So what's going on with that bailout?

Turns out that Paulson is essentially making it up as he goes:

The Treasury Department on Wednesday officially abandoned the original strategy behind its $700 billion effort to rescue the financial system, as administration officials acknowledged that banks and financial institutions were as unwilling as ever to lend to consumers.

But with a little more than two months left before President Bush leaves office, Treasury Secretary Henry M. Paulson Jr. is hoping to put in place a major new lending program that would be run by the Federal Reserve and aimed at unlocking the frozen consumer credit market.

The program, still in the planning stages, would for the first time use bailout funds specifically to help consumers instead of banks, savings and loans and Wall Street firms.

Treasury officials said they hoped to invest about $50 billion from the bailout fund into the new loan facility, with the aim of helping companies that issue credit cards, make student loans and finance car purchases. [...]

“Illiquid assets looked like the way to go,” Mr. Paulson told reporters at a news conference on Wednesday. But as economic and financial conditions declined so rapidly, he said, that he had to change gears. “I will never apologize for changing the approach and the strategy when the facts change,” he said.

The change in strategy has had only limited impact on the frozen credit markets. The biggest improvement has been in the willingness of banks to lend to each other, a change that largely caused by the willingness of both the United States and European governments to guarantee bank deposits and interbank loans.

But the market for commercial debt backed by consumer and business loans has remained at a near standstill since Lehman Brothers, one of Wall Street’s leading investment banks, collapsed in September.

So far, the banks are using the bailout money to basically cover their own losses, not make new loans. Which is good for the banks, but not so good for keeping the economy going. There's really not much anyone can do about it, since there are fewer creditworthy borrowers in November than there were in August, and most of those that can borrow are already deep in the hole, and shouldn't be taking on more debt. Here's Tim Luy:

With consumers already overextended, the room for rapid credit growth is simply limited. Moreover, with economic activity deteriorating and unemployment rising, the number of creditworthy borrowers is falling. This comes on top of the deleveraging already underway in the financial sector. The Fed and Treasury are able to do little but prevent the banking system from outright collapse.

Simply put, policies focused on housing and consumer spending are a black hole for spending – this summer’s short-lived stimulus package is a case in point. Policymakers need to come clean with the American public: Future patterns of growth will simply be less dependent on consumer spending. We are entering a period of structural adjustment, and it will be painful. We spent decades pretending that the relentless focus on producing nontradable goods and relying on a ballooning current account deficit to hide our lack of productive capacity was an appropriate policy approach.

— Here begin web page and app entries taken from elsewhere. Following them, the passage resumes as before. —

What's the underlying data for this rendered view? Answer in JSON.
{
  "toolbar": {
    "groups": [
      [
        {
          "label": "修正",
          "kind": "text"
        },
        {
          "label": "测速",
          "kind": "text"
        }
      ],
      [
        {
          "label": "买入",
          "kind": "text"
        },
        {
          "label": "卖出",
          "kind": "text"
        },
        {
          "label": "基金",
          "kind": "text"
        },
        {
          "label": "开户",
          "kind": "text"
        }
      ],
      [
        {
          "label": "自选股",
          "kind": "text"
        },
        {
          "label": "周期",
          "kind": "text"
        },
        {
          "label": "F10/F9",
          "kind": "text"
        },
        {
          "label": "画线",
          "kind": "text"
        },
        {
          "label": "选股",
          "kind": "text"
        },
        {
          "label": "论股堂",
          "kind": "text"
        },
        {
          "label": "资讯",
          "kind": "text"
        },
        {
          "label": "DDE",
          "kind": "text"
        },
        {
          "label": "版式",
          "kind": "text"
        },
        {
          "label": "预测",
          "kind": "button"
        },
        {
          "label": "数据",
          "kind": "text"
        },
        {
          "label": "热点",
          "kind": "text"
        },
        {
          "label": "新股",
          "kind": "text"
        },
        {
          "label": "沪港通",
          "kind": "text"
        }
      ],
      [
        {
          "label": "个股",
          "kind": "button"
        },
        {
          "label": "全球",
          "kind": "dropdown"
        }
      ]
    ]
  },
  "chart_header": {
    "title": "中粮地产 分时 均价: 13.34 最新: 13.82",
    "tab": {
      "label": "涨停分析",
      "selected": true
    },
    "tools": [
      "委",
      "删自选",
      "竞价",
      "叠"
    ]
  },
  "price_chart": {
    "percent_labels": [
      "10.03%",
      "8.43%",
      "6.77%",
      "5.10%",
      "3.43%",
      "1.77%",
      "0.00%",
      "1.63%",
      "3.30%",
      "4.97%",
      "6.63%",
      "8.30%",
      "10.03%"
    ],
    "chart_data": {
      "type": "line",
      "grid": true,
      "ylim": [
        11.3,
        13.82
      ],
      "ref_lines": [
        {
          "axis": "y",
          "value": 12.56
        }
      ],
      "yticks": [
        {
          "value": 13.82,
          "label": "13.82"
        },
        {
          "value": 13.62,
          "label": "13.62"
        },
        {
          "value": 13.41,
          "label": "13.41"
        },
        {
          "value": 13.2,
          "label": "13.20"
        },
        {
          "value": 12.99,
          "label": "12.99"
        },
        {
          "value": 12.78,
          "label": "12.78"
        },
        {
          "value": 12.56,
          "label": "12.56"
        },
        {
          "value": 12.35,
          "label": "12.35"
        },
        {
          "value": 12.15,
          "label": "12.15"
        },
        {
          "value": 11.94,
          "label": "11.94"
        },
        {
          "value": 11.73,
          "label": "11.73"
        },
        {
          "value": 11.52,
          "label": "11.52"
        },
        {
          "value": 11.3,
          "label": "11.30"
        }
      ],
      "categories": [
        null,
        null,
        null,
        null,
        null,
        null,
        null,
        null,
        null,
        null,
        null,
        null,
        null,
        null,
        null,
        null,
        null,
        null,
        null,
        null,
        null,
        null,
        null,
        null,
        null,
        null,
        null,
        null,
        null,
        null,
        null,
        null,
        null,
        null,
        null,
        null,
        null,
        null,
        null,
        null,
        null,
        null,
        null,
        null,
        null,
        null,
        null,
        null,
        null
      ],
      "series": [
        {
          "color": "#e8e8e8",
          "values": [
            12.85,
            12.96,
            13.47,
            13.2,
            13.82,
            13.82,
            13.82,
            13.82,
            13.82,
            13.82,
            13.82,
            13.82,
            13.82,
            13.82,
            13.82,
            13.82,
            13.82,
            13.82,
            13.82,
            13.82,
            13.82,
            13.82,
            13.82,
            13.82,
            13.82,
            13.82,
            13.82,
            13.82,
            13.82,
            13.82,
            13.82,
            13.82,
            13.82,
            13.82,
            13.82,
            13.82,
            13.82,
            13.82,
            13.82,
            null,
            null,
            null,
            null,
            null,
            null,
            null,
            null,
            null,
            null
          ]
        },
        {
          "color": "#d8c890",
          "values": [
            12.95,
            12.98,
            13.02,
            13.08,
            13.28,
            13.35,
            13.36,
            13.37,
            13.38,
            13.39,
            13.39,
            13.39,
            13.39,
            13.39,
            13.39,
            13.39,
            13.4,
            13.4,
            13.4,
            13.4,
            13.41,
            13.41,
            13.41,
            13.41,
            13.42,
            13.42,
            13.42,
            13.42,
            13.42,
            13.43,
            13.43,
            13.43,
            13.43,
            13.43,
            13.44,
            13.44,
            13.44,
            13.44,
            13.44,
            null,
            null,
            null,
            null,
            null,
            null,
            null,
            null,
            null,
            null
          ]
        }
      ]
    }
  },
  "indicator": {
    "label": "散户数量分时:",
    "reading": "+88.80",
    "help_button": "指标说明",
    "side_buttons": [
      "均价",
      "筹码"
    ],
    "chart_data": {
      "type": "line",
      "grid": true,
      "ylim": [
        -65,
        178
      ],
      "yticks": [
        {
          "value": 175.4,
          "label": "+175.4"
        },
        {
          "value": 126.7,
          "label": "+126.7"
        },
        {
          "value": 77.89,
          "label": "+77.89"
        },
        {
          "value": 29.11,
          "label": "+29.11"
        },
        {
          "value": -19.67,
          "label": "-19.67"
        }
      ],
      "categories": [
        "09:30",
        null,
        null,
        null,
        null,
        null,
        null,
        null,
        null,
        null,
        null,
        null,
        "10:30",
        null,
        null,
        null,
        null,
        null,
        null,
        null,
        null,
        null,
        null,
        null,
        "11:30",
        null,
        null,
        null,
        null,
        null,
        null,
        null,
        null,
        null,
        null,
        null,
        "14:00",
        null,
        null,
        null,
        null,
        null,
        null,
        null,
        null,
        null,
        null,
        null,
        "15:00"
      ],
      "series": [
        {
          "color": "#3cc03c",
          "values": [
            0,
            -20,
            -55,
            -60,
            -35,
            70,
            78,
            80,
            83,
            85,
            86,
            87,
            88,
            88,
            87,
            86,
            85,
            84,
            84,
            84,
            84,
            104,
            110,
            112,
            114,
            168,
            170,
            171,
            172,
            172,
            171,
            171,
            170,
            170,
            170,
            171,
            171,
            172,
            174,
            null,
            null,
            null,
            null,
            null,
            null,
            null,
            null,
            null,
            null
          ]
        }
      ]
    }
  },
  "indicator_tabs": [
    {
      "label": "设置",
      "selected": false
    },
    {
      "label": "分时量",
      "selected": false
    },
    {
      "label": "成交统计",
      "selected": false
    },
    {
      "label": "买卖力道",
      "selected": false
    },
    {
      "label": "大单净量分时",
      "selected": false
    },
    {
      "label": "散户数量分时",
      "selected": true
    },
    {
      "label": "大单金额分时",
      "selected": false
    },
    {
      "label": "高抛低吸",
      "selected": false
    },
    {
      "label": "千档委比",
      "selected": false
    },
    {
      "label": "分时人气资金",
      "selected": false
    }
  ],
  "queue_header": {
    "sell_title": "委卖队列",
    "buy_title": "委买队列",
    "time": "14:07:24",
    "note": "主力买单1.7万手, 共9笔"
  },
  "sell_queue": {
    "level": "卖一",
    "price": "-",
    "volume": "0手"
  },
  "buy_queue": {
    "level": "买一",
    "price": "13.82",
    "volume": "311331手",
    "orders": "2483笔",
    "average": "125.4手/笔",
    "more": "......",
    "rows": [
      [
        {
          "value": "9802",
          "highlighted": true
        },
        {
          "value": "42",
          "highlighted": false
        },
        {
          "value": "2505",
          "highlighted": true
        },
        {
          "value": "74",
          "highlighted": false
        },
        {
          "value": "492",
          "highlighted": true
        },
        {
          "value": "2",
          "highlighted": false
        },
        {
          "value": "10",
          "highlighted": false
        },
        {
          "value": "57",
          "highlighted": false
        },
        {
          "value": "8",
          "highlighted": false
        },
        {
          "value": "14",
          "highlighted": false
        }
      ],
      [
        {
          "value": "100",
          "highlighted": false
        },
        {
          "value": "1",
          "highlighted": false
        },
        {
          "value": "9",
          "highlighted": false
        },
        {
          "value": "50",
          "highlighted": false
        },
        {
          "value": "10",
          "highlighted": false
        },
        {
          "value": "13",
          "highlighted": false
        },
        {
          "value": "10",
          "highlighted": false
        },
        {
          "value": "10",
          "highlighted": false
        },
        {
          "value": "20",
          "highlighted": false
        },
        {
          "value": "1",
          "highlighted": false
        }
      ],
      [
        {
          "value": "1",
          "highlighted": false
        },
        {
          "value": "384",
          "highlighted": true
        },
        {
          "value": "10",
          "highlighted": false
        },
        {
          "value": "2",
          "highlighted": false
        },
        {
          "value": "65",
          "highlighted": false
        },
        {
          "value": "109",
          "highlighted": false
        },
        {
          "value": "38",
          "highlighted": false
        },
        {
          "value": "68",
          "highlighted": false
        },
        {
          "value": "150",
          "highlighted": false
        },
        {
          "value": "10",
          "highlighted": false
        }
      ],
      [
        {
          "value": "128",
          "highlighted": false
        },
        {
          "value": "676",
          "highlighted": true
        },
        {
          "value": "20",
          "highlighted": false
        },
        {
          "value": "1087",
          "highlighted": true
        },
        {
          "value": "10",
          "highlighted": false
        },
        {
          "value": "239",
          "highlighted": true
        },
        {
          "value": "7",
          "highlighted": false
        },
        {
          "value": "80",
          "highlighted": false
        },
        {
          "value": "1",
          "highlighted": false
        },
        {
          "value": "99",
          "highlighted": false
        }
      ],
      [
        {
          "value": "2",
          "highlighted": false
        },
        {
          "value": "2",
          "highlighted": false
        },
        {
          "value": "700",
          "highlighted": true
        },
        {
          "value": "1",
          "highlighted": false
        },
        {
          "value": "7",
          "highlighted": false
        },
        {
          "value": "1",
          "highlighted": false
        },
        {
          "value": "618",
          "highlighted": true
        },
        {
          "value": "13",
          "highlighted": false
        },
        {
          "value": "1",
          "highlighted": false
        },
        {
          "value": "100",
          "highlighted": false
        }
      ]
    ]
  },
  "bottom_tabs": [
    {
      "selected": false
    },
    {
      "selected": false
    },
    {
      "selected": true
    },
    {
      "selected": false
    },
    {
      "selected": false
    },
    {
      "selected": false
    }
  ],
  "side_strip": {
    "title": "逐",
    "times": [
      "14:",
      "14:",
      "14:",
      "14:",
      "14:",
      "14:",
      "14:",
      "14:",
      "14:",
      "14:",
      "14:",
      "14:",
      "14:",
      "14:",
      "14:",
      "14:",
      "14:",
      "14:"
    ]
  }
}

But ultimately, those policies have failed us, with stagnant income growth for median income families and the deepest recession since the 1980’s (or even worse).

As far as the changes to the Paulson plan go, it's something of a vindication to those who argued against the bailout in the first place, preferring instead that the money go to consumers instead, or have the Treasury buy up equity and inject capital directly into the system rather than buying up these toxic securities and assets backed by bad mortgages and hoping for the best.

After the stock market crash of 1929, the Hoover administration tried a variety of different responses as well, most of which just made the situation worse, ranging from inaction early on to a misguided attempt to boost domestic production by raising tarrifs on imported goods (other countries retaliated by imposing tariffs as well, drastically depressing international trade).

One would hope that the people in charge have learned a few things since then, but it's hard to say whether that's true at this point.

No comments: